Cement backer board is a boon to homeowners and home professionals alike. Embedded with a glass-fiber mesh, this thin, cementitious board acts as an underlayment for wall and floor tile installations and for floor coverings of many types.
One of the chief advantages of working with cement backer board is that it is easy to cut. You have several methods for cutting cement board at your disposal.
There are several types of cement board that can be used for tile underlayment. Be sure to use the appropriate thickness for the application (which might also make cutting the backer board easier).
Methods of Cutting Cement Backer Board
Depending on the project, the tools you own, and your own inclination, you have at least three different ways to cut cement backer board. One method is entirely manual—no power tools needed—and works best for straight cuts. The other two methods require power tools and can help you make straight or curved lines and even holes.
Using a Utility Knife and Straightedge
If you have ever cut drywall with a utility knife, most brands of cement backer board can be cut the same way. Using the straightedge to guide the utility knife, you lightly draw the knife across the board. Then, turn the cement board over, fold one side of the board up, and complete the cut.
Clean and produces very little dust
No doubt the line is straight
Can't be used for partial cuts
More difficult to cut curves or holes
Using a Power Saw or Grinder
Cut faster with less physical effort
Can cut curves
Produces a great amount of dust
Requires a special disc for cutting
Using a Drill
A corded or cordless electric drill can be fitted with a carbide-grit hole saw to cut round holes in the cement backer board, a common task when building a bathtub or shower.
Cuts perfectly round holes

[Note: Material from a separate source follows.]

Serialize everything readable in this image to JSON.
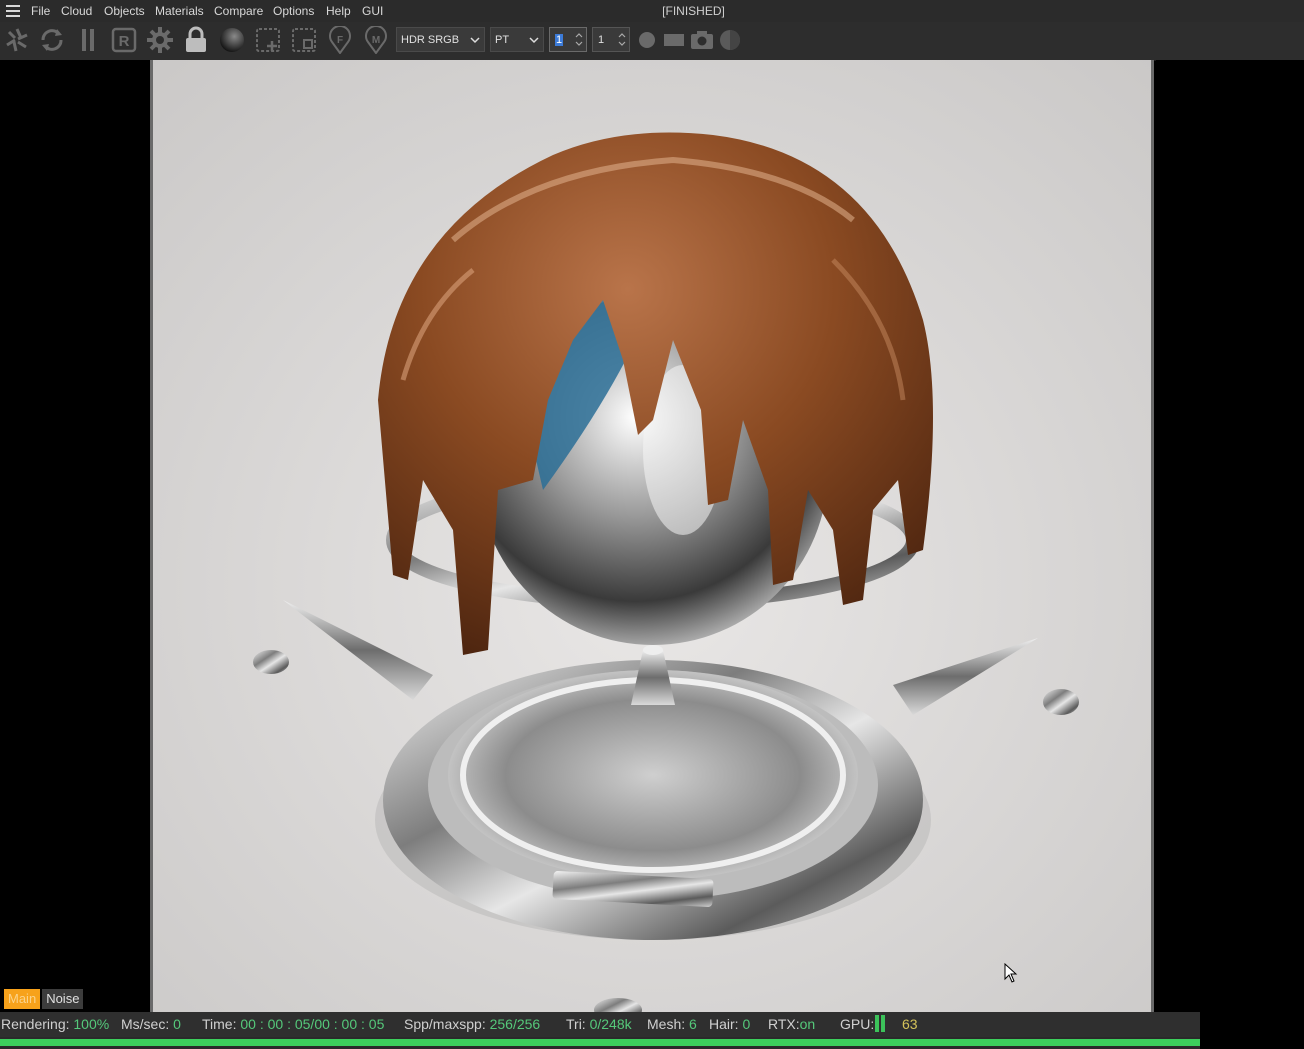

Can cut holes in ceramic or stone tile as well
It only cuts round holes
Holes are limited to a maximum diameter of 4 5/8-inch
Dust produced by cutting cement backer board may contain respirable crystalline silica. Prolonged breathing of silica dust may cause lung disease. Always use a power saw equipped with a dust-collection device. Cut outdoors, whenever possible, and always wear a NIOSH/OSHA-approved dust mask or respirator.

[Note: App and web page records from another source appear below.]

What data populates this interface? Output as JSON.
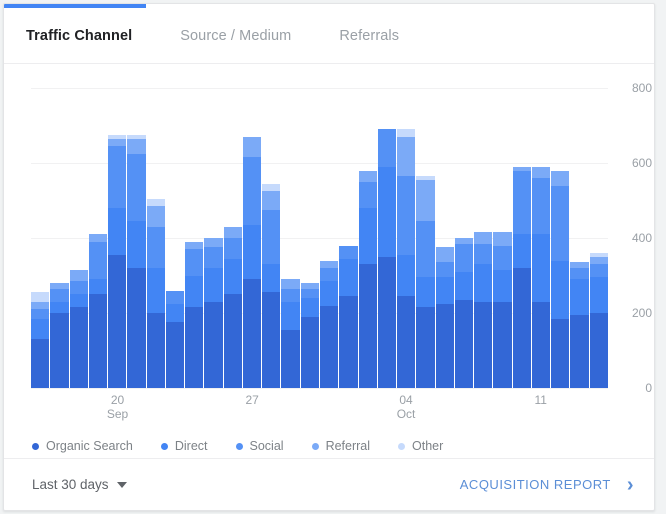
{
  "accent_color": "#4285f4",
  "tabs": [
    {
      "label": "Traffic Channel",
      "active": true
    },
    {
      "label": "Source / Medium",
      "active": false
    },
    {
      "label": "Referrals",
      "active": false
    }
  ],
  "footer": {
    "date_range": "Last 30 days",
    "caret_icon": "chevron-down-icon",
    "report_link": "ACQUISITION REPORT",
    "chevron_icon": "chevron-right-icon"
  },
  "chart_data": {
    "type": "bar",
    "stacked": true,
    "title": "",
    "xlabel": "",
    "ylabel": "",
    "ylim": [
      0,
      800
    ],
    "yticks": [
      0,
      200,
      400,
      600,
      800
    ],
    "grid": true,
    "legend_position": "bottom",
    "colors": {
      "Organic Search": "#3367d6",
      "Direct": "#4285f4",
      "Social": "#5491f5",
      "Referral": "#7baaf7",
      "Other": "#c6dafc"
    },
    "categories": [
      "16 Sep",
      "17 Sep",
      "18 Sep",
      "19 Sep",
      "20 Sep",
      "21 Sep",
      "22 Sep",
      "23 Sep",
      "24 Sep",
      "25 Sep",
      "26 Sep",
      "27 Sep",
      "28 Sep",
      "29 Sep",
      "30 Sep",
      "01 Oct",
      "02 Oct",
      "03 Oct",
      "04 Oct",
      "05 Oct",
      "06 Oct",
      "07 Oct",
      "08 Oct",
      "09 Oct",
      "10 Oct",
      "11 Oct",
      "12 Oct",
      "13 Oct",
      "14 Oct",
      "15 Oct"
    ],
    "xtick_labels": [
      {
        "index": 4,
        "label": "20",
        "sub": "Sep"
      },
      {
        "index": 11,
        "label": "27",
        "sub": ""
      },
      {
        "index": 19,
        "label": "04",
        "sub": "Oct"
      },
      {
        "index": 26,
        "label": "11",
        "sub": ""
      }
    ],
    "series": [
      {
        "name": "Organic Search",
        "values": [
          130,
          200,
          215,
          250,
          355,
          320,
          200,
          175,
          215,
          230,
          250,
          290,
          255,
          155,
          190,
          220,
          245,
          330,
          350,
          245,
          215,
          225,
          235,
          230,
          230,
          320,
          230,
          185,
          195,
          200
        ]
      },
      {
        "name": "Direct",
        "values": [
          55,
          30,
          35,
          40,
          125,
          125,
          120,
          50,
          85,
          90,
          95,
          145,
          75,
          75,
          50,
          65,
          100,
          150,
          240,
          110,
          80,
          70,
          75,
          100,
          85,
          90,
          180,
          155,
          95,
          95
        ]
      },
      {
        "name": "Social",
        "values": [
          25,
          35,
          35,
          100,
          165,
          180,
          110,
          35,
          70,
          55,
          55,
          180,
          145,
          35,
          25,
          35,
          35,
          70,
          100,
          210,
          150,
          40,
          75,
          55,
          65,
          170,
          150,
          200,
          30,
          35
        ]
      },
      {
        "name": "Referral",
        "values": [
          20,
          15,
          30,
          20,
          20,
          40,
          55,
          0,
          20,
          25,
          30,
          55,
          50,
          25,
          15,
          20,
          0,
          30,
          0,
          105,
          110,
          40,
          15,
          30,
          35,
          10,
          30,
          40,
          15,
          20
        ]
      },
      {
        "name": "Other",
        "values": [
          25,
          0,
          0,
          0,
          10,
          10,
          20,
          0,
          0,
          0,
          0,
          0,
          20,
          0,
          0,
          0,
          0,
          0,
          0,
          20,
          10,
          0,
          0,
          0,
          0,
          0,
          0,
          0,
          0,
          10
        ]
      }
    ]
  }
}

Equipment / Tools
- Utility knife
- Spare knife blades
- Straight edge ruler (metal)
- Corded or cordless drill
- Multi-purpose carbide grit hole saw
- Angle grinder
- Masonry cutting disc
- Hearing protection
- NIOSH/MSHA approved mask
- Eye protection
- Speed Square
- Cement backer board
Cutting Cement Board With a Utility Knife
Place the Straightedge
Because the straightedge will be used for cutting, it must be metal, not wood or plastic. Lay the straightedge on the cement backer board, along the intended cut line.
Score One Side of the Board
With a fresh blade in the utility knife, draw the knife along the cut line. You do not need to press hard. You only need to create a score line, not a full cut.
Turn the Board Over
Turn the cement backer board over so that the former top is now facing down. Turn the board carefully to avoid accidentally breaking it along the score line and ripping out mesh from the board.
Make the Second Cut
Fold the smaller of the two sides up about 90 degrees. Place the tip of the blade in the "V" section created by the fold. Lightly score the line to cut the fiber mesh. Separate the two pieces.
Cutting Cement Board With a Power Saw or Grinder
Prepare the Saw and Work Area
Because high revolutions-per-minute (RPM) create more dust, use a low RPM circular saw or grinder or set a saw to a lower RPM setting. Use a carbide-tipped blade. Wear full personal protection.
Create a Line on the Board
With a straightedge and pencil, draw the intended cut line. Or draw a freestyle line if this is intended to be an irregular or curved line.
Cut the Backer Board
Turn on the saw or grinder. Slowly move the blade across the backer board, following the line. The blade should fully penetrate the board, similar to the way you might cut wood with a saw.
Cutting Cement Board With a Drill
Mark the Cement Board Cut Point
Use the pencil or an indelible marker to mark a dot at the center of the intended circle cut. Draw a circle with the Speed Square around the dot to make sure that the circle is at the correct spot.
Fit the Hole Saw on the Drill
Make the Circle Cut
Place the pilot drill bit (attached to the hole saw) on the marked spot. Run the drill slowly until the teeth on the saw catch and begin to grind out a circular groove. Keep light pressure on the drill as you continue to grind out the circle. Toward the end of the cut, reduce the pressure slightly and let the hole saw complete the cut.
Qi, Chaolong and John J. Whalen. "Workplace Solutions: Reducing Hazardous Dust Exposure When Cutting Fiber-Cement Siding." National Institute for Occupational Safety and Health, Centers for Disease Control and Prevention, U.S. Department of Health and Human Services, 2015.